_ACTION ITEM:_ When copying the records below, keep every word as it is and drop the images.

[Items from an interface collection]
* * * *
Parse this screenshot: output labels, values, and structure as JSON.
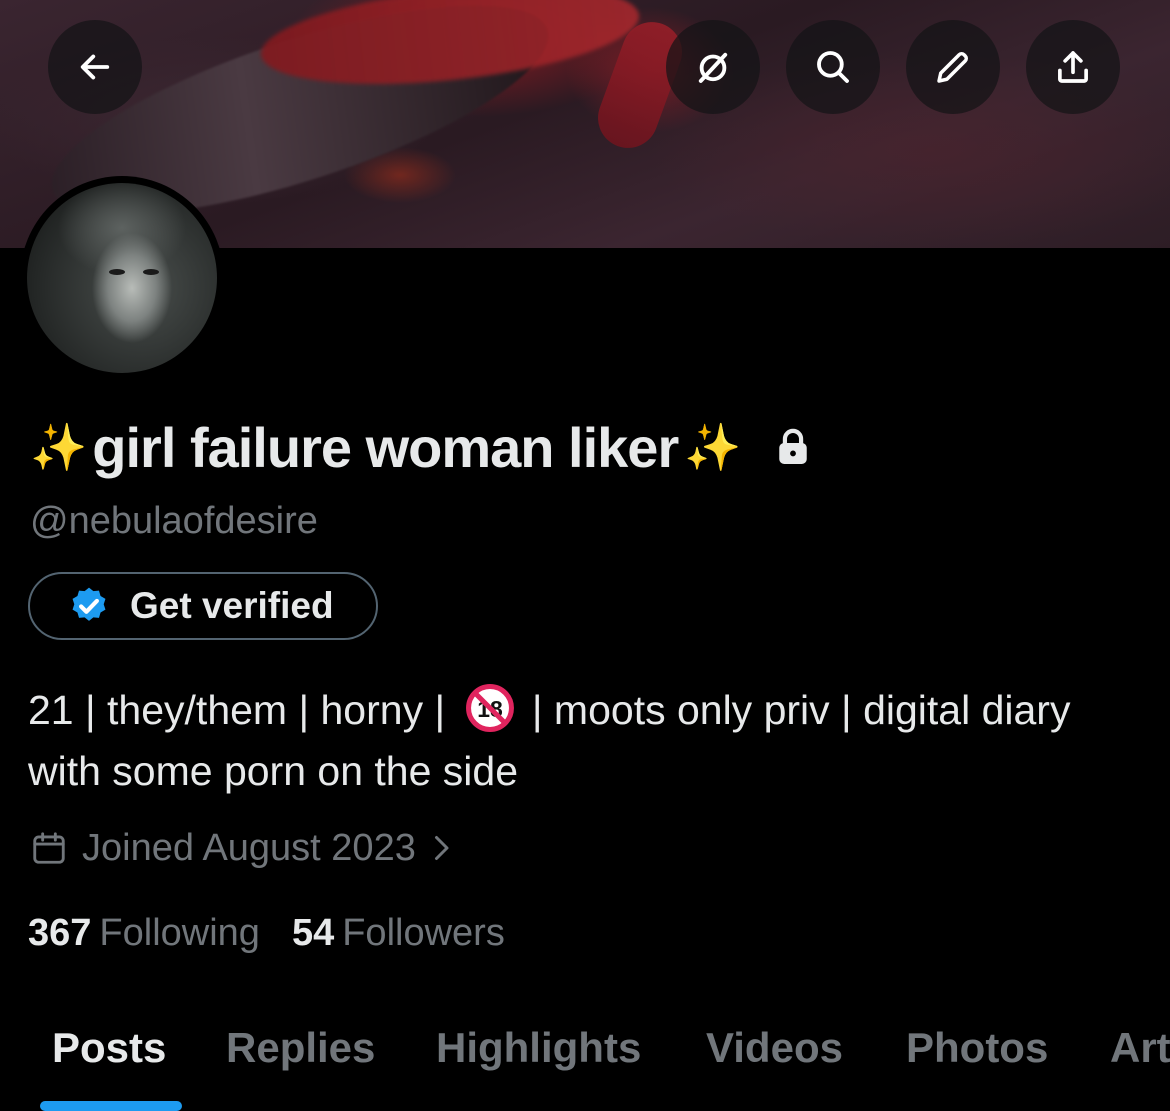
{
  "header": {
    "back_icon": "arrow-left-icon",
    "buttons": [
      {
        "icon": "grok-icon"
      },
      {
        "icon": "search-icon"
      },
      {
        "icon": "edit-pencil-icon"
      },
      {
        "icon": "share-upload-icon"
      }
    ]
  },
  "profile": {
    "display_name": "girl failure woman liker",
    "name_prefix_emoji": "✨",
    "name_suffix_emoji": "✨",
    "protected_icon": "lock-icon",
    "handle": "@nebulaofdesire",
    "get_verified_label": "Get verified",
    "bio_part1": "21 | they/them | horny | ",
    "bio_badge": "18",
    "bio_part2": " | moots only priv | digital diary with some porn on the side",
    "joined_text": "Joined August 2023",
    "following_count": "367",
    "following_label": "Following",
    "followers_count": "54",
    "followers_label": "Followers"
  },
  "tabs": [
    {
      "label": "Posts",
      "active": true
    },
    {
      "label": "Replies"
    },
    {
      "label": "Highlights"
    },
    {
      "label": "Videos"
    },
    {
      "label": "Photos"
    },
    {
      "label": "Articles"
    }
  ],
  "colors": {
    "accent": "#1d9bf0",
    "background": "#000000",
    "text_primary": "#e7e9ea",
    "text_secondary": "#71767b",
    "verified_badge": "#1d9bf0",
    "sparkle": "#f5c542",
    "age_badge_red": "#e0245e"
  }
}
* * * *
_SOLUTION TO THE PROBLEM:_
Parse this screenshot: output labels, values, and structure as JSON.
{
  "header": {
    "back_icon": "arrow-left-icon",
    "buttons": [
      {
        "icon": "grok-icon"
      },
      {
        "icon": "search-icon"
      },
      {
        "icon": "edit-pencil-icon"
      },
      {
        "icon": "share-upload-icon"
      }
    ]
  },
  "profile": {
    "display_name": "girl failure woman liker",
    "name_prefix_emoji": "✨",
    "name_suffix_emoji": "✨",
    "protected_icon": "lock-icon",
    "handle": "@nebulaofdesire",
    "get_verified_label": "Get verified",
    "bio_part1": "21 | they/them | horny | ",
    "bio_badge": "18",
    "bio_part2": " | moots only priv | digital diary with some porn on the side",
    "joined_text": "Joined August 2023",
    "following_count": "367",
    "following_label": "Following",
    "followers_count": "54",
    "followers_label": "Followers"
  },
  "tabs": [
    {
      "label": "Posts",
      "active": true
    },
    {
      "label": "Replies"
    },
    {
      "label": "Highlights"
    },
    {
      "label": "Videos"
    },
    {
      "label": "Photos"
    },
    {
      "label": "Articles"
    }
  ],
  "colors": {
    "accent": "#1d9bf0",
    "background": "#000000",
    "text_primary": "#e7e9ea",
    "text_secondary": "#71767b",
    "verified_badge": "#1d9bf0",
    "sparkle": "#f5c542",
    "age_badge_red": "#e0245e"
  }
}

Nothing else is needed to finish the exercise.